The backing tracks and sound effects work really well to enhance the sensations of both exploring a planetary surface and compounding the growing paranoia and fear when exploring the dark recesses of Shane’s hallucinations. If that’s what they even are. The jump-scare sound effects aren’t over the top but provide a stark and fittingly loud contrast to the sci-fi bubbliness of the ambient background noise.
Moons Of Madness hits about the right amount of time for a game such as this, in my opinion. It could’ve gone on longer, but I think with such a strong depiction of cosmic horror, any more levels could make Shane’s journey begin to feel like a chore. The story is written well enough to retain your interest although there are some confusing parts of the game that leave you more frustrated than anything else.
This isn’t the kind of game you can’t put down, but it is an atmospheric experience that you’ll enjoy if you’re in the mood for it. One thing I will say is that there’s little to no combat in Moons Of Madness, but wandering around solving puzzles and trying to survive is equally, if not more challenging than fighting off monsters in this game.
I’ve never played a game like Moons Of Madness before, and to be honest, I’m still a little confused at the mix of tentacles and trauma, and whether or not it really works. On the whole though, I think it’ll be a hit with fans of the sci-fi horror genre. It’s well-designed, atmospherically intense and creepy in more well-rounded ways than I was expecting. Personally, it left me feeling a bit braver as a gamer as this is a genre I generally stay away from, but if I can outrun that horrible squid-beast, I can take on anything.
If puzzles, fear and psychodrama are your thing, then you’ll love this game. Moons Of Madness is a good, albeit quite frustrating game. However, I can’t help but be a bit impressed by a niche concept with enough narrative power to broach the barriers of those who tend to steer clear of horror games. For this reason, I’m giving Moons Of Madness a Thumb Culture a Silver Award.

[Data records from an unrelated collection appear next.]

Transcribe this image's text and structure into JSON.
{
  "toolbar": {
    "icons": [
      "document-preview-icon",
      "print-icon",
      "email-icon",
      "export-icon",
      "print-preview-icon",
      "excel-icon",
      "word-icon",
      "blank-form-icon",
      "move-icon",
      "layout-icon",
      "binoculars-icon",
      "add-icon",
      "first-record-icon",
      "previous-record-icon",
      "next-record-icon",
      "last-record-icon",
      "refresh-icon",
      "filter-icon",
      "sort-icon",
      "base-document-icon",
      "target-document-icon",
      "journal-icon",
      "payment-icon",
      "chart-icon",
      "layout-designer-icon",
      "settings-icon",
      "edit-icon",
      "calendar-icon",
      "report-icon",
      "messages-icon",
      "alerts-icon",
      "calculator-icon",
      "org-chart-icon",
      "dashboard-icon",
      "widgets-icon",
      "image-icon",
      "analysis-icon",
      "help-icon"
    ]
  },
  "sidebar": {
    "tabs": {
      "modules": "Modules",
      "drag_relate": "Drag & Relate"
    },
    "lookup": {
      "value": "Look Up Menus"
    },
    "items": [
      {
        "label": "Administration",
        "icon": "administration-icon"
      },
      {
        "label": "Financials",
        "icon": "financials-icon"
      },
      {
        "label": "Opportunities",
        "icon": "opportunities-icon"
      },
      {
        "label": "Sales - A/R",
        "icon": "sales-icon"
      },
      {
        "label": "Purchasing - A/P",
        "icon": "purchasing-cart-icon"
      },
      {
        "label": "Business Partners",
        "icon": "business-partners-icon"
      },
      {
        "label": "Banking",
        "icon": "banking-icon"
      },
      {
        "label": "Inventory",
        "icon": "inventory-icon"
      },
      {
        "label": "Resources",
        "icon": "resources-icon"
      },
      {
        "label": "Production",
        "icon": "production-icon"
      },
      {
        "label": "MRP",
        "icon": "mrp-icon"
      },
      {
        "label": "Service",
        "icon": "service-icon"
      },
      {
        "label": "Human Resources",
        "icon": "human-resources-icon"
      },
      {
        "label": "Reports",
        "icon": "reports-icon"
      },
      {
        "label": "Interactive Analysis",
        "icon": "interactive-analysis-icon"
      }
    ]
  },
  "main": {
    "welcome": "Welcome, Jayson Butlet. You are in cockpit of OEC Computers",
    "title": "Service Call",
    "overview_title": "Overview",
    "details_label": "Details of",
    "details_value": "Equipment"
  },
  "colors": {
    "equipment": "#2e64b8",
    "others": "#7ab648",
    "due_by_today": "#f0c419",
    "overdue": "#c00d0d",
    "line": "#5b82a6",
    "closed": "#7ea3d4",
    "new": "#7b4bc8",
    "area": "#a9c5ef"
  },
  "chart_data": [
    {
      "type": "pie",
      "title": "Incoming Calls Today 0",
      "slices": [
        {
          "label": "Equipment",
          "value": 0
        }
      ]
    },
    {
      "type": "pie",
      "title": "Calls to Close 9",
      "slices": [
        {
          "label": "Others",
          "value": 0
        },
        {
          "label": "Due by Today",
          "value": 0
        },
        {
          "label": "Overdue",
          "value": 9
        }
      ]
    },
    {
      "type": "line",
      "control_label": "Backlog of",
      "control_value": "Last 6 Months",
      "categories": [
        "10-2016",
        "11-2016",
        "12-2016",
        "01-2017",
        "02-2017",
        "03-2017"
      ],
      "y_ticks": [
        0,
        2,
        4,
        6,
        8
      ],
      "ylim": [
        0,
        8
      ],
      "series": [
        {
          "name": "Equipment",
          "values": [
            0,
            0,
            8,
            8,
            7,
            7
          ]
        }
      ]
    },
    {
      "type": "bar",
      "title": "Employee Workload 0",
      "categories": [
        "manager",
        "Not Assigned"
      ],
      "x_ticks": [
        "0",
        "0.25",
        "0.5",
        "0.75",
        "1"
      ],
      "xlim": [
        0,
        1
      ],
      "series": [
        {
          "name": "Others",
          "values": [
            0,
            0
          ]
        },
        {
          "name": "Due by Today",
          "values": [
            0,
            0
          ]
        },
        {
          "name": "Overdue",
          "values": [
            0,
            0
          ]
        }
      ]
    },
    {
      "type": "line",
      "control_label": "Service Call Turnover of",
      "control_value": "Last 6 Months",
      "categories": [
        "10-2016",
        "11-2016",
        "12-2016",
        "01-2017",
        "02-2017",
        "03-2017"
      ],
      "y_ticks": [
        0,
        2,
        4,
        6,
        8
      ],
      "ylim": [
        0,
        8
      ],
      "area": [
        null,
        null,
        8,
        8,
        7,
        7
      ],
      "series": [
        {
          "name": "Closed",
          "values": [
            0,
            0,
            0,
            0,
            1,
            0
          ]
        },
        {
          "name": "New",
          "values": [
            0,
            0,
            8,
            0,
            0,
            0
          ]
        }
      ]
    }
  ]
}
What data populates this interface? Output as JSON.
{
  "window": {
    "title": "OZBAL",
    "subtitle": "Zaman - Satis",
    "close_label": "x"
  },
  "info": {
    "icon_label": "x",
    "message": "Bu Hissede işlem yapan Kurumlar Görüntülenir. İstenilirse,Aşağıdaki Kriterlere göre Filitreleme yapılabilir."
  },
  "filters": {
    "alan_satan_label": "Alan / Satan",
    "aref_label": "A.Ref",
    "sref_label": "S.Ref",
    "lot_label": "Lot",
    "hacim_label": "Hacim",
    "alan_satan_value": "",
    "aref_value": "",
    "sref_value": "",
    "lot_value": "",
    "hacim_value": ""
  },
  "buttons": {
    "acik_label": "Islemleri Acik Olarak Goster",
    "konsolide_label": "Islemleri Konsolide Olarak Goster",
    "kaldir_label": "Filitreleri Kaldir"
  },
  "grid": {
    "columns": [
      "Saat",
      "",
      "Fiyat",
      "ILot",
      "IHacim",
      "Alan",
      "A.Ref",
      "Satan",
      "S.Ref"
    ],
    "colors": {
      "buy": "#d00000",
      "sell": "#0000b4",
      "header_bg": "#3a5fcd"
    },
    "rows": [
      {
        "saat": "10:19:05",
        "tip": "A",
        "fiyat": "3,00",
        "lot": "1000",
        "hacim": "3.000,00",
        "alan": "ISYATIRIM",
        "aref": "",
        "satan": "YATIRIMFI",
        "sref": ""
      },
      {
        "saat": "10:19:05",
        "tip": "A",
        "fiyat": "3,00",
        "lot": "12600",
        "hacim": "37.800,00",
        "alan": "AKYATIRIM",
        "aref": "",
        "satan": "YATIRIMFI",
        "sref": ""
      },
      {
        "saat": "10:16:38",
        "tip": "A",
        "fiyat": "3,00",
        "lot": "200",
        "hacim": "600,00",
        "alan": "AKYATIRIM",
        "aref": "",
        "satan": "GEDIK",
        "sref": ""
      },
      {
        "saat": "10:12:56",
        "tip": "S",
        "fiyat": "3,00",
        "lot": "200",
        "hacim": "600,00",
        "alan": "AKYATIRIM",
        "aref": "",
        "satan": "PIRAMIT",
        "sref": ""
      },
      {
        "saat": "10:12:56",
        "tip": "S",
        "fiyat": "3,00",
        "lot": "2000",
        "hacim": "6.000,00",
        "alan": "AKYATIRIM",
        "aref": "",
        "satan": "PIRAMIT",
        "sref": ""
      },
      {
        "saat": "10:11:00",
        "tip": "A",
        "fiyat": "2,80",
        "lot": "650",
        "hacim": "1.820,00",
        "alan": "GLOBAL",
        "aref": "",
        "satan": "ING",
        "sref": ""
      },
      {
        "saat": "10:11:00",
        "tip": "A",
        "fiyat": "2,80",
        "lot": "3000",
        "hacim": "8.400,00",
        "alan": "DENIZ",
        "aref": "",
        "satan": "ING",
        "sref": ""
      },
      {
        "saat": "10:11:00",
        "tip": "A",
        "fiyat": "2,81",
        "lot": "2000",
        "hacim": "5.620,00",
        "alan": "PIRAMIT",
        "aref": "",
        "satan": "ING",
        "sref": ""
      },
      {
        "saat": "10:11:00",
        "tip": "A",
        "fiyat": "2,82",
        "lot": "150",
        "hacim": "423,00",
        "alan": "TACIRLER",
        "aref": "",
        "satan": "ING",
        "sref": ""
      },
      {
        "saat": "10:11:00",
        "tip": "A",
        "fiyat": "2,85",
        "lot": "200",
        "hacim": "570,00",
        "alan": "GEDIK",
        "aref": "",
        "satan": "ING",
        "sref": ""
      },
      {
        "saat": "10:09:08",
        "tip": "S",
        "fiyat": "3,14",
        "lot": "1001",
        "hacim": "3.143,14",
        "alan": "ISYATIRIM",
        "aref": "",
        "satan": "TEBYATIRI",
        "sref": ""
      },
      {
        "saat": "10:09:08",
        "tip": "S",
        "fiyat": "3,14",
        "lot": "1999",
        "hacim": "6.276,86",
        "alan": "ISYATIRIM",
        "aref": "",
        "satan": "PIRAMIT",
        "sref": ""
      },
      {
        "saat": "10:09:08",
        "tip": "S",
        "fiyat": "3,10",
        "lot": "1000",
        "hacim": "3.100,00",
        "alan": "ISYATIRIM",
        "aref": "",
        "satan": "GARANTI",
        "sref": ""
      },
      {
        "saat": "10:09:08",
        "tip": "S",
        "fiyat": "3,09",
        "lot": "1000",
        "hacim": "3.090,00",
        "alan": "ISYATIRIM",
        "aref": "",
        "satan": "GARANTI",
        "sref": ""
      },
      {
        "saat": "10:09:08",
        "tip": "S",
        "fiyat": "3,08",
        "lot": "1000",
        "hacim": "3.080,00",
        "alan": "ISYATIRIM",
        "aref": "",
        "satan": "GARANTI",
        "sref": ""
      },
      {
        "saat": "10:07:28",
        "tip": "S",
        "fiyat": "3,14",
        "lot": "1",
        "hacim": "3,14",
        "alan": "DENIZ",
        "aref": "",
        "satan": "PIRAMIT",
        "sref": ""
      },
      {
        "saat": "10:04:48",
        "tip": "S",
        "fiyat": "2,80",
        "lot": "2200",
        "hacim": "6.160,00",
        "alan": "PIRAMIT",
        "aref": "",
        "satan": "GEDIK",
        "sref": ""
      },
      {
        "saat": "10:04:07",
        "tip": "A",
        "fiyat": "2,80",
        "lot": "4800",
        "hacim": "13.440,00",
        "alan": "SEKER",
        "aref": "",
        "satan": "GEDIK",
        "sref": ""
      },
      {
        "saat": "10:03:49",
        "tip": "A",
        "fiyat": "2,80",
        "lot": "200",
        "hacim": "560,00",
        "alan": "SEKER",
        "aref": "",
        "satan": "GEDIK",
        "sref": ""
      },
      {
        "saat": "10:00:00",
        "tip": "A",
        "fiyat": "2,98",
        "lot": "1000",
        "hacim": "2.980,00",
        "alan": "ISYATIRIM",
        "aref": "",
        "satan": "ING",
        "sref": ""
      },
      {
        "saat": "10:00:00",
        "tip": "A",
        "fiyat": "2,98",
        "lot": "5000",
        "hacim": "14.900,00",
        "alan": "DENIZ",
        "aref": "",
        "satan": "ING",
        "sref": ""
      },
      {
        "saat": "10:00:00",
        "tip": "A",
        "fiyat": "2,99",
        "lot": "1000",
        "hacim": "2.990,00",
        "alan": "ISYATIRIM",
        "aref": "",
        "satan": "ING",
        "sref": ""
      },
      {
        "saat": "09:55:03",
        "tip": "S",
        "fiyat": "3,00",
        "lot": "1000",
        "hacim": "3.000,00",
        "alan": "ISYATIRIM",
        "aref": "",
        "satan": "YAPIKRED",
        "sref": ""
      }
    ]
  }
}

Disclaimer: A code was received in order to write this review.